*** Begin section ***

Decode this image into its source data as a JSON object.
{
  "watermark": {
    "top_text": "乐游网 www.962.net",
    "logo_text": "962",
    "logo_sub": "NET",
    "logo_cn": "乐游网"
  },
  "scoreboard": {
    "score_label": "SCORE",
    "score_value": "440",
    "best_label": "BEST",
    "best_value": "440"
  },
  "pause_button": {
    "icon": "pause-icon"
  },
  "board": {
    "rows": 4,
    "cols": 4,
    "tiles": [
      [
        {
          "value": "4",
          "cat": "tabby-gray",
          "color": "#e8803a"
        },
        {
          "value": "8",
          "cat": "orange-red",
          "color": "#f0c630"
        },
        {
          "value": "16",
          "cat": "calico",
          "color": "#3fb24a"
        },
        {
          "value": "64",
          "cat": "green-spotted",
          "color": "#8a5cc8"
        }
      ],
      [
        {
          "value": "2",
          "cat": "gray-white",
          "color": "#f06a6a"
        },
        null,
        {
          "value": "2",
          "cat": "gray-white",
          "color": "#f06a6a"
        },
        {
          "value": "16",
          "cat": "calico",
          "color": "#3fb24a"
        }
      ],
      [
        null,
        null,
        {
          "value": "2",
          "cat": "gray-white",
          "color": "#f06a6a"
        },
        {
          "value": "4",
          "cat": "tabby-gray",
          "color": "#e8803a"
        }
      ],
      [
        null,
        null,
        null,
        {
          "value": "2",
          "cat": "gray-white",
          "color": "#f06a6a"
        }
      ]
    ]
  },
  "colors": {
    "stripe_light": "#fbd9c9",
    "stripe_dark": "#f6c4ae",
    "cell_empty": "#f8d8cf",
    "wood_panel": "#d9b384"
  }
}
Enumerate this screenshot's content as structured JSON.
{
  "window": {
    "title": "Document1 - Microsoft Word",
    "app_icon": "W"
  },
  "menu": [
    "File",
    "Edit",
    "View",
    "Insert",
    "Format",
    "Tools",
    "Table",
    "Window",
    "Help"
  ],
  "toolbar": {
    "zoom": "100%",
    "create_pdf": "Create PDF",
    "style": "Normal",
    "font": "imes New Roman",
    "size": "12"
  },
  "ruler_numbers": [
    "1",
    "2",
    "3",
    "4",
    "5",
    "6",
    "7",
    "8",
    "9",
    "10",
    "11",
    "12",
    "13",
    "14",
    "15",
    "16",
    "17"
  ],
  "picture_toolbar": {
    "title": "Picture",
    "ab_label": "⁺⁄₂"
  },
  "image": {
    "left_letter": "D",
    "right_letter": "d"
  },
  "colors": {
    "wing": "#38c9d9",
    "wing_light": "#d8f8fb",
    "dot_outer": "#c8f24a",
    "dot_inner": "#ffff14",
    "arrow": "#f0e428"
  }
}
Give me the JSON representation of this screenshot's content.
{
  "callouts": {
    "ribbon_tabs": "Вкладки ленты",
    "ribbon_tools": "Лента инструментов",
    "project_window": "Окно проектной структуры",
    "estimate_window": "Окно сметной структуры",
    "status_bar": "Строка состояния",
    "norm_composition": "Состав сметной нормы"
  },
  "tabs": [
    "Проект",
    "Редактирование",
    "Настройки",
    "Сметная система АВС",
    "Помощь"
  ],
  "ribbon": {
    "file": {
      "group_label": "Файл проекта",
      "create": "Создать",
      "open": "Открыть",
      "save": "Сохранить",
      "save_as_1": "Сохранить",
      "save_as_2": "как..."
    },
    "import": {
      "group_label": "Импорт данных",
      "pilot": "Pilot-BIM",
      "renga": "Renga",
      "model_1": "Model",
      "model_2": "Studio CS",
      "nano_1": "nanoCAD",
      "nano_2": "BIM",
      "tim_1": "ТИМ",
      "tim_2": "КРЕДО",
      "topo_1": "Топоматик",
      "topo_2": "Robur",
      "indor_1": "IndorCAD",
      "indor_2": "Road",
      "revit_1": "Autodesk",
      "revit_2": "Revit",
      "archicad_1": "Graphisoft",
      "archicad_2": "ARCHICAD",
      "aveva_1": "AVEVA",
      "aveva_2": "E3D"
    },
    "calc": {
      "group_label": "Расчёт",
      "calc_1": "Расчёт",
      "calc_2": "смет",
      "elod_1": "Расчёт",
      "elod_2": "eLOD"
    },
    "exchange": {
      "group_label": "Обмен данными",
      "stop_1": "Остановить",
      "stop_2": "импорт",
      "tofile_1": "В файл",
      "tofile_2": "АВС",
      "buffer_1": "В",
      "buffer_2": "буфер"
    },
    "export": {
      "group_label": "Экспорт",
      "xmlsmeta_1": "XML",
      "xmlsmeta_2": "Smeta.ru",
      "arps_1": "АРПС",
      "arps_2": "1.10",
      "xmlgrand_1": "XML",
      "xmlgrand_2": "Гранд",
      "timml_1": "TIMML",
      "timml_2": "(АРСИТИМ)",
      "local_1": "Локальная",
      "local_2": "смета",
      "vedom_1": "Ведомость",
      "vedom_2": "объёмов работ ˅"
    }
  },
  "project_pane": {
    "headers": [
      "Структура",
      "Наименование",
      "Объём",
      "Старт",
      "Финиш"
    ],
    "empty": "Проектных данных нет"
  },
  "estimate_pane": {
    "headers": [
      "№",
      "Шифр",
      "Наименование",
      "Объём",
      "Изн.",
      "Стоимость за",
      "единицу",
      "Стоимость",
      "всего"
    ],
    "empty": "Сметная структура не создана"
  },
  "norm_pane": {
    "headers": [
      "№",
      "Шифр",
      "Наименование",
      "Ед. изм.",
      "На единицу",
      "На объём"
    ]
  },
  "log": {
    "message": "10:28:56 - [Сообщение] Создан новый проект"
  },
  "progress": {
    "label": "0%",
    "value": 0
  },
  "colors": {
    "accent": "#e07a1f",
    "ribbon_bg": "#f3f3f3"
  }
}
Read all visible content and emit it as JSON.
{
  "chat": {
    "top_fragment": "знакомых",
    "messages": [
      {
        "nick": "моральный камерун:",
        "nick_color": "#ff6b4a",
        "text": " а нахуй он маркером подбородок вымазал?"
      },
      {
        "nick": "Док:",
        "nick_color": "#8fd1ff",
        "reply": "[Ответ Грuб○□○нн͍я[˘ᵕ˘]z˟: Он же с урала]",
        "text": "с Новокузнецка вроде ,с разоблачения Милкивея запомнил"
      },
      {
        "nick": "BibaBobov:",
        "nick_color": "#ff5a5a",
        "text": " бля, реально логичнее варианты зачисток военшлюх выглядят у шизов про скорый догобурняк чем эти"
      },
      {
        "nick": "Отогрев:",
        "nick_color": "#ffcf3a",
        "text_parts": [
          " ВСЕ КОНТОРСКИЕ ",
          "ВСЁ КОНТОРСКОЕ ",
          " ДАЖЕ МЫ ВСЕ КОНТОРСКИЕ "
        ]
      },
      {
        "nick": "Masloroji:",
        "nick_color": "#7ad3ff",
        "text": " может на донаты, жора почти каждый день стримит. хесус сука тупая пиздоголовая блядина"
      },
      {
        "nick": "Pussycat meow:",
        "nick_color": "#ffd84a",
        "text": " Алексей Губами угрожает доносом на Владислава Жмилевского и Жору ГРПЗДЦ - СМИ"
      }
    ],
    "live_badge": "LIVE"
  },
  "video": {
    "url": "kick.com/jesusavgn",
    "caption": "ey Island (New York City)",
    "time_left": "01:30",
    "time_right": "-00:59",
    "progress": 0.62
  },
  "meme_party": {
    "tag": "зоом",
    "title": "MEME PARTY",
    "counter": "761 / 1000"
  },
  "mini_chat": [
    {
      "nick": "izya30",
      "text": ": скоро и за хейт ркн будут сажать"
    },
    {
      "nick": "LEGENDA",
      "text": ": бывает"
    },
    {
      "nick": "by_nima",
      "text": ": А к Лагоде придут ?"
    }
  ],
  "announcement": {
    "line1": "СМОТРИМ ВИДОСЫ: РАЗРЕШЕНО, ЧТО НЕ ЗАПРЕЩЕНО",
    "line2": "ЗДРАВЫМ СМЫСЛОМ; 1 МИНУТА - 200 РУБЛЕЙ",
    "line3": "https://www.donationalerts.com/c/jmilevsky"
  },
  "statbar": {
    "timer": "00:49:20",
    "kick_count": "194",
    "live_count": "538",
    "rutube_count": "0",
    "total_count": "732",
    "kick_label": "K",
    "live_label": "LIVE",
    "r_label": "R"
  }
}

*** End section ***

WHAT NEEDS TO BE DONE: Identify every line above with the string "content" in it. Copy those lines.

ANSWER AREA:
Enumerate this screenshot's content as structured JSON.
Give me the JSON representation of this screenshot's content.
Read all visible content and emit it as JSON.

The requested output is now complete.